Crucially, Graduation strengthens extremely poor households’ economic resilience by providing training on asset diversification. Rather than relying on low-wage informal labor, participants are guided through the process of setting up multiple streams of income from diverse agricultural and commercial activities. When one income source fails, they have others to fall back on. As of July 2020, 76% of participants in the Philippines were able to continue earning an income even during lockdown through multiple means, including agricultural labor, selling fruits and vegetables, and producing and selling charcoal.
In addition to helping participants develop varied income streams, Graduation helps them create a buffer against shocks by increasing savings. Graduation coaches link them to local financial service providers and offer financial literacy training, encouraging saving and long-term planning. During COVID-19 lockdowns in the Philippines, 75% of participants used their savings to support their households, while only 20% took out loans. (For comparison purposes, at the start of the program, only 29% of participants reported having savings.)

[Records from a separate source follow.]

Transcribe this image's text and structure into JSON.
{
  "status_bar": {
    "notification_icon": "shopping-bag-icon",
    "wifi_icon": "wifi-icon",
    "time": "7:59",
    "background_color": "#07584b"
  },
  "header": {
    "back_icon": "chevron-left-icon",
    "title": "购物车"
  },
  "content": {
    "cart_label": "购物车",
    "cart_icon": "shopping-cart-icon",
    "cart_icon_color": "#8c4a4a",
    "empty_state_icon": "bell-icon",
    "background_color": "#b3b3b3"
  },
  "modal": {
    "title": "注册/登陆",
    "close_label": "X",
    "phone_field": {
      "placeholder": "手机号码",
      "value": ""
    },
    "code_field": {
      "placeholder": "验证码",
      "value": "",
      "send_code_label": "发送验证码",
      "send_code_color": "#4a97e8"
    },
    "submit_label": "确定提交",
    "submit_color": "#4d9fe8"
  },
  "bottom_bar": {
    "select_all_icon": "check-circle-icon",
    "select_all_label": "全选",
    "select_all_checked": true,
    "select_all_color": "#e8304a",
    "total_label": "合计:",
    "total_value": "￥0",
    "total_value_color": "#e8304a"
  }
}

Self-sufficiency in income and savings ensures that people in extreme poverty can provide for themselves to some extent, even during a crisis like COVID-19. Graduation also increases the effectiveness of existing social assistance programs by connecting previously excluded households to government services. In the Philippines, 96% of Graduation pilot participants received cash assistance from the national government. Graduation coaches are serving as an important linkage between participants and their local governments. If participants receive aid in the form of financial support from the government, the coaches record and track this information in order to build on the saving practices taught throughout the program. On average, cash assistance programs in lower-middle income countries reach less than 70% of the poorest quintile of the population, making this level of coverage particularly encouraging.
The path to a resilient recovery
The government-led Graduation program in the Philippines demonstrates the impact of correctly identifying people in severe need, connecting them to social protection systems, and helping them build shock-resistant livelihoods. The approach does more than improve access to emergency aid and provide for basic health and nutritional needs. It empowers participants to escape the poverty trap and become agents of change in their households and communities.
To mitigate economic disasters of this magnitude and prevent them from harming millions of the world’s most vulnerable people, governments must strengthen existing social protection systems. Even the most generous programs are missing the people who need help the most. As a result, hundreds of millions of people globally are being left behind, and those that receive support often only get it after disaster has struck. Policymakers and the development community need to design better-targeted poverty eradication programs with a long-term focus that enable marginalized groups to become more resilient and self-sufficient. The Graduation approach provides a path to do that.
Lindsay Coates is Managing Director at BRAC’s Ultra-Poor Graduation Initiative.
Originally published by BRAC USA: Source